- _TASK INSTRUCTIONS_: For each record here, output an exact copy.

(INPUT MATERIAL Opens)

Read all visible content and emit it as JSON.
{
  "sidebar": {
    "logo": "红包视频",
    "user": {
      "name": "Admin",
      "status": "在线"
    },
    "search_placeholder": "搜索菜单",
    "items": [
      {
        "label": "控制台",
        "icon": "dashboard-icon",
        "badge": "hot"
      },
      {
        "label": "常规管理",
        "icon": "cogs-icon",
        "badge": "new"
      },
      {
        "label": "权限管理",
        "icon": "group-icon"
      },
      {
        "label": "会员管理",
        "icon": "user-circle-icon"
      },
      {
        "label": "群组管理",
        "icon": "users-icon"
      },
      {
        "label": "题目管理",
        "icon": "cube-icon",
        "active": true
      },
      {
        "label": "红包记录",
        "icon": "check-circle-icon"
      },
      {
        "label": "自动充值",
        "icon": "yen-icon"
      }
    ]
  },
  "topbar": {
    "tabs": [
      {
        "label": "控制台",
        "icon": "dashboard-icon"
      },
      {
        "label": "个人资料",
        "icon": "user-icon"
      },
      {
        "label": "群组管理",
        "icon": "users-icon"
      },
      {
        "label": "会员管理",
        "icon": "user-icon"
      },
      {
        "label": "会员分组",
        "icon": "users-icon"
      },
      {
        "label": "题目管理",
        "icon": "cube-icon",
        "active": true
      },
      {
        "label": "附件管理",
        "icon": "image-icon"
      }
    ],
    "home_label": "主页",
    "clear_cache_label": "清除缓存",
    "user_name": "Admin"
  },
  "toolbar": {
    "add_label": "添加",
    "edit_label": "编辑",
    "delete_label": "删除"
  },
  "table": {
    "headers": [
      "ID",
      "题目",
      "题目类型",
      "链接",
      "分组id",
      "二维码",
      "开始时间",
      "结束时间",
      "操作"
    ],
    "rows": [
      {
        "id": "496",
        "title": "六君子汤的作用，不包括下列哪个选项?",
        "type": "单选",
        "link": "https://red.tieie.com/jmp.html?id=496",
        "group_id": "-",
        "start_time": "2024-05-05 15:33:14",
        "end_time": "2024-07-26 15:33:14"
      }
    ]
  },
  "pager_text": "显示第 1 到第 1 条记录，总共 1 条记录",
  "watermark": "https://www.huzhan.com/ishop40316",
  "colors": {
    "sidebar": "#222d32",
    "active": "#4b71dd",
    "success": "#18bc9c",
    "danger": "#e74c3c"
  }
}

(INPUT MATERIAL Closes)

- _SOLUTION_:
Read all visible content and emit it as JSON.
{
  "sidebar": {
    "logo": "红包视频",
    "user": {
      "name": "Admin",
      "status": "在线"
    },
    "search_placeholder": "搜索菜单",
    "items": [
      {
        "label": "控制台",
        "icon": "dashboard-icon",
        "badge": "hot"
      },
      {
        "label": "常规管理",
        "icon": "cogs-icon",
        "badge": "new"
      },
      {
        "label": "权限管理",
        "icon": "group-icon"
      },
      {
        "label": "会员管理",
        "icon": "user-circle-icon"
      },
      {
        "label": "群组管理",
        "icon": "users-icon"
      },
      {
        "label": "题目管理",
        "icon": "cube-icon",
        "active": true
      },
      {
        "label": "红包记录",
        "icon": "check-circle-icon"
      },
      {
        "label": "自动充值",
        "icon": "yen-icon"
      }
    ]
  },
  "topbar": {
    "tabs": [
      {
        "label": "控制台",
        "icon": "dashboard-icon"
      },
      {
        "label": "个人资料",
        "icon": "user-icon"
      },
      {
        "label": "群组管理",
        "icon": "users-icon"
      },
      {
        "label": "会员管理",
        "icon": "user-icon"
      },
      {
        "label": "会员分组",
        "icon": "users-icon"
      },
      {
        "label": "题目管理",
        "icon": "cube-icon",
        "active": true
      },
      {
        "label": "附件管理",
        "icon": "image-icon"
      }
    ],
    "home_label": "主页",
    "clear_cache_label": "清除缓存",
    "user_name": "Admin"
  },
  "toolbar": {
    "add_label": "添加",
    "edit_label": "编辑",
    "delete_label": "删除"
  },
  "table": {
    "headers": [
      "ID",
      "题目",
      "题目类型",
      "链接",
      "分组id",
      "二维码",
      "开始时间",
      "结束时间",
      "操作"
    ],
    "rows": [
      {
        "id": "496",
        "title": "六君子汤的作用，不包括下列哪个选项?",
        "type": "单选",
        "link": "https://red.tieie.com/jmp.html?id=496",
        "group_id": "-",
        "start_time": "2024-05-05 15:33:14",
        "end_time": "2024-07-26 15:33:14"
      }
    ]
  },
  "pager_text": "显示第 1 到第 1 条记录，总共 1 条记录",
  "watermark": "https://www.huzhan.com/ishop40316",
  "colors": {
    "sidebar": "#222d32",
    "active": "#4b71dd",
    "success": "#18bc9c",
    "danger": "#e74c3c"
  }
}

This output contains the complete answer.